Jenny van Dongen
By: Jenny van Dongen
On: 15 October 2019

Epigenetics of adult ADHD

Previous studies have reported associations between attention-deficit/hyperactivity disorder symptoms and DNA methylation in children. We report the first epigenome-wide association study meta-analysis of adult attention-deficit/hyperactivity disorder symptoms, based on peripheral blood DNA methylation (Infinium HumanMethylation450K array) in three population-based adult cohorts.

Laura Pineda-Cirera
By: Laura Pineda-Cirera
On: 3 October 2019

Altered gene expression in ADHD: three new genes identified

Attention-deficit/hyperactivity disorder (ADHD) is a neurodevelopmental disorder caused by an interplay of genetic and environmental factors. Epigenetics is crucial to lasting changes in gene expression in the brain.
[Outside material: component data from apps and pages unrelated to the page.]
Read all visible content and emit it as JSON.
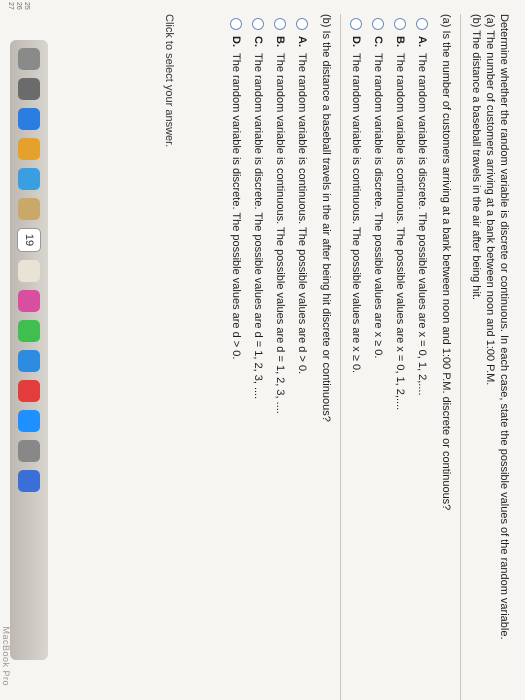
{
  "intro": {
    "line1": "Determine whether the random variable is discrete or continuous. In each case, state the possible values of the random variable.",
    "line2": "(a) The number of customers arriving at a bank between noon and 1:00 P.M.",
    "line3": "(b) The distance a baseball travels in the air after being hit."
  },
  "part_a": {
    "question": "(a) Is the number of customers arriving at a bank between noon and 1:00 P.M. discrete or continuous?",
    "options": [
      {
        "letter": "A.",
        "text": "The random variable is discrete. The possible values are x = 0, 1, 2,...."
      },
      {
        "letter": "B.",
        "text": "The random variable is continuous. The possible values are x = 0, 1, 2,...."
      },
      {
        "letter": "C.",
        "text": "The random variable is discrete. The possible values are x ≥ 0."
      },
      {
        "letter": "D.",
        "text": "The random variable is continuous. The possible values are x ≥ 0."
      }
    ]
  },
  "part_b": {
    "question": "(b) Is the distance a baseball travels in the air after being hit discrete or continuous?",
    "options": [
      {
        "letter": "A.",
        "text": "The random variable is continuous. The possible values are d > 0."
      },
      {
        "letter": "B.",
        "text": "The random variable is continuous. The possible values are d = 1, 2, 3, ...."
      },
      {
        "letter": "C.",
        "text": "The random variable is discrete. The possible values are d = 1, 2, 3, ...."
      },
      {
        "letter": "D.",
        "text": "The random variable is discrete. The possible values are d > 0."
      }
    ]
  },
  "status": "Click to select your answer.",
  "dock": {
    "calendar_day": "19",
    "brand": "MacBook Pro",
    "side_numbers": [
      "25",
      "26",
      "27"
    ]
  },
  "colors": {
    "radio_border": "#6d8fbf",
    "screen_bg": "#f7f5f2"
  }
}
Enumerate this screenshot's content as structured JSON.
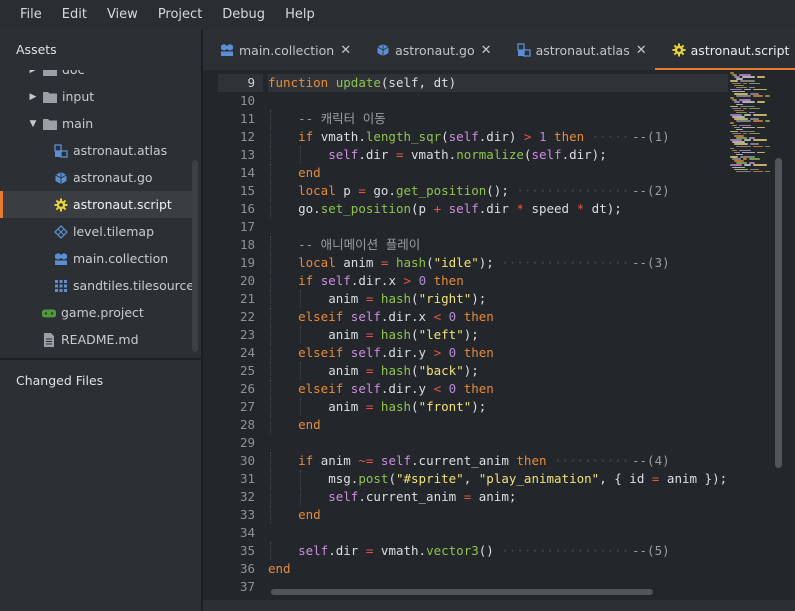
{
  "menu": [
    "File",
    "Edit",
    "View",
    "Project",
    "Debug",
    "Help"
  ],
  "assets_title": "Assets",
  "changed_files_title": "Changed Files",
  "tree": [
    {
      "label": "doc",
      "kind": "folder",
      "arrow": "right",
      "icon": "folder-icon"
    },
    {
      "label": "input",
      "kind": "folder",
      "arrow": "right",
      "icon": "folder-icon"
    },
    {
      "label": "main",
      "kind": "folder",
      "arrow": "down",
      "icon": "folder-open-icon"
    },
    {
      "label": "astronaut.atlas",
      "kind": "file",
      "icon": "atlas-icon"
    },
    {
      "label": "astronaut.go",
      "kind": "file",
      "icon": "gameobject-icon"
    },
    {
      "label": "astronaut.script",
      "kind": "file",
      "icon": "script-gear-icon",
      "selected": true
    },
    {
      "label": "level.tilemap",
      "kind": "file",
      "icon": "tilemap-icon"
    },
    {
      "label": "main.collection",
      "kind": "file",
      "icon": "collection-icon"
    },
    {
      "label": "sandtiles.tilesource",
      "kind": "file",
      "icon": "tilesource-icon"
    },
    {
      "label": "game.project",
      "kind": "root-file",
      "icon": "game-project-icon"
    },
    {
      "label": "README.md",
      "kind": "root-file",
      "icon": "document-icon"
    }
  ],
  "tabs": [
    {
      "label": "main.collection",
      "icon": "collection-icon"
    },
    {
      "label": "astronaut.go",
      "icon": "gameobject-icon"
    },
    {
      "label": "astronaut.atlas",
      "icon": "atlas-icon"
    },
    {
      "label": "astronaut.script",
      "icon": "script-gear-icon",
      "active": true
    }
  ],
  "colors": {
    "accent": "#e97a2d",
    "keyword": "#e78b3c",
    "function": "#8fc34f",
    "string": "#f0e27a",
    "number": "#b58bd6",
    "operator": "#e4574a",
    "self": "#d08de3"
  },
  "current_line": 9,
  "code_lines": [
    {
      "n": "9",
      "indent": 0,
      "tokens": [
        [
          "kw",
          "function"
        ],
        [
          "t",
          " "
        ],
        [
          "fn",
          "update"
        ],
        [
          "t",
          "(self, dt)"
        ]
      ]
    },
    {
      "n": "10",
      "indent": 0,
      "tokens": []
    },
    {
      "n": "11",
      "indent": 1,
      "tokens": [
        [
          "cmt",
          "-- 캐릭터 이동"
        ]
      ]
    },
    {
      "n": "12",
      "indent": 1,
      "tokens": [
        [
          "kw",
          "if"
        ],
        [
          "t",
          " vmath."
        ],
        [
          "fn",
          "length_sqr"
        ],
        [
          "t",
          "("
        ],
        [
          "self",
          "self"
        ],
        [
          "t",
          ".dir) "
        ],
        [
          "op",
          ">"
        ],
        [
          "t",
          " "
        ],
        [
          "num",
          "1"
        ],
        [
          "t",
          " "
        ],
        [
          "kw",
          "then"
        ]
      ],
      "note": "--(1)"
    },
    {
      "n": "13",
      "indent": 2,
      "tokens": [
        [
          "self",
          "self"
        ],
        [
          "t",
          ".dir "
        ],
        [
          "op",
          "="
        ],
        [
          "t",
          " vmath."
        ],
        [
          "fn",
          "normalize"
        ],
        [
          "t",
          "("
        ],
        [
          "self",
          "self"
        ],
        [
          "t",
          ".dir);"
        ]
      ]
    },
    {
      "n": "14",
      "indent": 1,
      "tokens": [
        [
          "kw",
          "end"
        ]
      ]
    },
    {
      "n": "15",
      "indent": 1,
      "tokens": [
        [
          "kw",
          "local"
        ],
        [
          "t",
          " p "
        ],
        [
          "op",
          "="
        ],
        [
          "t",
          " go."
        ],
        [
          "fn",
          "get_position"
        ],
        [
          "t",
          "();"
        ]
      ],
      "note": "--(2)"
    },
    {
      "n": "16",
      "indent": 1,
      "tokens": [
        [
          "t",
          "go."
        ],
        [
          "fn",
          "set_position"
        ],
        [
          "t",
          "(p "
        ],
        [
          "op",
          "+"
        ],
        [
          "t",
          " "
        ],
        [
          "self",
          "self"
        ],
        [
          "t",
          ".dir "
        ],
        [
          "op",
          "*"
        ],
        [
          "t",
          " speed "
        ],
        [
          "op",
          "*"
        ],
        [
          "t",
          " dt);"
        ]
      ]
    },
    {
      "n": "17",
      "indent": 0,
      "tokens": []
    },
    {
      "n": "18",
      "indent": 1,
      "tokens": [
        [
          "cmt",
          "-- 애니메이션 플레이"
        ]
      ]
    },
    {
      "n": "19",
      "indent": 1,
      "tokens": [
        [
          "kw",
          "local"
        ],
        [
          "t",
          " anim "
        ],
        [
          "op",
          "="
        ],
        [
          "t",
          " "
        ],
        [
          "fn",
          "hash"
        ],
        [
          "t",
          "("
        ],
        [
          "str",
          "\"idle\""
        ],
        [
          "t",
          ");"
        ]
      ],
      "note": "--(3)"
    },
    {
      "n": "20",
      "indent": 1,
      "tokens": [
        [
          "kw",
          "if"
        ],
        [
          "t",
          " "
        ],
        [
          "self",
          "self"
        ],
        [
          "t",
          ".dir.x "
        ],
        [
          "op",
          ">"
        ],
        [
          "t",
          " "
        ],
        [
          "num",
          "0"
        ],
        [
          "t",
          " "
        ],
        [
          "kw",
          "then"
        ]
      ]
    },
    {
      "n": "21",
      "indent": 2,
      "tokens": [
        [
          "t",
          "anim "
        ],
        [
          "op",
          "="
        ],
        [
          "t",
          " "
        ],
        [
          "fn",
          "hash"
        ],
        [
          "t",
          "("
        ],
        [
          "str",
          "\"right\""
        ],
        [
          "t",
          ");"
        ]
      ]
    },
    {
      "n": "22",
      "indent": 1,
      "tokens": [
        [
          "kw",
          "elseif"
        ],
        [
          "t",
          " "
        ],
        [
          "self",
          "self"
        ],
        [
          "t",
          ".dir.x "
        ],
        [
          "op",
          "<"
        ],
        [
          "t",
          " "
        ],
        [
          "num",
          "0"
        ],
        [
          "t",
          " "
        ],
        [
          "kw",
          "then"
        ]
      ]
    },
    {
      "n": "23",
      "indent": 2,
      "tokens": [
        [
          "t",
          "anim "
        ],
        [
          "op",
          "="
        ],
        [
          "t",
          " "
        ],
        [
          "fn",
          "hash"
        ],
        [
          "t",
          "("
        ],
        [
          "str",
          "\"left\""
        ],
        [
          "t",
          ");"
        ]
      ]
    },
    {
      "n": "24",
      "indent": 1,
      "tokens": [
        [
          "kw",
          "elseif"
        ],
        [
          "t",
          " "
        ],
        [
          "self",
          "self"
        ],
        [
          "t",
          ".dir.y "
        ],
        [
          "op",
          ">"
        ],
        [
          "t",
          " "
        ],
        [
          "num",
          "0"
        ],
        [
          "t",
          " "
        ],
        [
          "kw",
          "then"
        ]
      ]
    },
    {
      "n": "25",
      "indent": 2,
      "tokens": [
        [
          "t",
          "anim "
        ],
        [
          "op",
          "="
        ],
        [
          "t",
          " "
        ],
        [
          "fn",
          "hash"
        ],
        [
          "t",
          "("
        ],
        [
          "str",
          "\"back\""
        ],
        [
          "t",
          ");"
        ]
      ]
    },
    {
      "n": "26",
      "indent": 1,
      "tokens": [
        [
          "kw",
          "elseif"
        ],
        [
          "t",
          " "
        ],
        [
          "self",
          "self"
        ],
        [
          "t",
          ".dir.y "
        ],
        [
          "op",
          "<"
        ],
        [
          "t",
          " "
        ],
        [
          "num",
          "0"
        ],
        [
          "t",
          " "
        ],
        [
          "kw",
          "then"
        ]
      ]
    },
    {
      "n": "27",
      "indent": 2,
      "tokens": [
        [
          "t",
          "anim "
        ],
        [
          "op",
          "="
        ],
        [
          "t",
          " "
        ],
        [
          "fn",
          "hash"
        ],
        [
          "t",
          "("
        ],
        [
          "str",
          "\"front\""
        ],
        [
          "t",
          ");"
        ]
      ]
    },
    {
      "n": "28",
      "indent": 1,
      "tokens": [
        [
          "kw",
          "end"
        ]
      ]
    },
    {
      "n": "29",
      "indent": 0,
      "tokens": []
    },
    {
      "n": "30",
      "indent": 1,
      "tokens": [
        [
          "kw",
          "if"
        ],
        [
          "t",
          " anim "
        ],
        [
          "op",
          "~="
        ],
        [
          "t",
          " "
        ],
        [
          "self",
          "self"
        ],
        [
          "t",
          ".current_anim "
        ],
        [
          "kw",
          "then"
        ]
      ],
      "note": "--(4)"
    },
    {
      "n": "31",
      "indent": 2,
      "tokens": [
        [
          "t",
          "msg."
        ],
        [
          "fn",
          "post"
        ],
        [
          "t",
          "("
        ],
        [
          "str",
          "\"#sprite\""
        ],
        [
          "t",
          ", "
        ],
        [
          "str",
          "\"play_animation\""
        ],
        [
          "t",
          ", { id "
        ],
        [
          "op",
          "="
        ],
        [
          "t",
          " anim });"
        ]
      ]
    },
    {
      "n": "32",
      "indent": 2,
      "tokens": [
        [
          "self",
          "self"
        ],
        [
          "t",
          ".current_anim "
        ],
        [
          "op",
          "="
        ],
        [
          "t",
          " anim;"
        ]
      ]
    },
    {
      "n": "33",
      "indent": 1,
      "tokens": [
        [
          "kw",
          "end"
        ]
      ]
    },
    {
      "n": "34",
      "indent": 0,
      "tokens": []
    },
    {
      "n": "35",
      "indent": 1,
      "tokens": [
        [
          "self",
          "self"
        ],
        [
          "t",
          ".dir "
        ],
        [
          "op",
          "="
        ],
        [
          "t",
          " vmath."
        ],
        [
          "fn",
          "vector3"
        ],
        [
          "t",
          "()"
        ]
      ],
      "note": "--(5)"
    },
    {
      "n": "36",
      "indent": 0,
      "tokens": [
        [
          "kw",
          "end"
        ]
      ]
    },
    {
      "n": "37",
      "indent": 0,
      "tokens": []
    }
  ]
}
Recent studies suggest a role for DNA methylation in ADHD. We explored the contribution to ADHD of allele-specific methylation (ASM), an epigenetic mechanism that involves SNPs correlating with differential levels of DNA methylation at CpG sites.

Trevor Steward
By: Trevor Steward
On: 27 September 2019

Brain mechanisms of risk-taking behaviour in obesity after a loss

Altered activity in decision-making neural circuitry may underlie the maladaptive food choices found in obesity. Here, we aimed to identify the brain regions purportedly underpinning risk-taking behavior in individuals with obesity. Twenty-three adult women with obesity and twenty-three healthy weight controls completed the Risky Gains Task during functional magnetic resonance imaging (fMRI).

Dr. Judit Cabana Dominguez
By: Dr. Judit Cabana Dominguez
On: 30 August 2019

Shared genetics between cocaine dependence and comorbid conditions

Cocaine dependence is a complex psychiatric disorder that is highly comorbid with other psychiatric traits. Twin and adoption studies suggest that genetic variants contribute substantially to cocaine dependence susceptibility, which has an estimated heritability of 65–79%. Here we performed a meta-analysis of genome-wide association studies of cocaine dependence using four datasets from the dbGaP repository (2085 cases and 4293 controls, all of them selected by their European ancestry).

Trevor Steward
By: Trevor Steward
On: 20 August 2019

The neural mechanisms of emotion regulation impairment in women with obesity

Maladaptive emotion regulation contributes to overeating and impedes weight loss. Our study aimed to compare the voluntary downregulation of negative emotions by means of cognitive reappraisal in adult women with obesity (OB) and female healthy controls (HC) using a data-driven, multimodal magnetic resonance imaging (MRI) approach.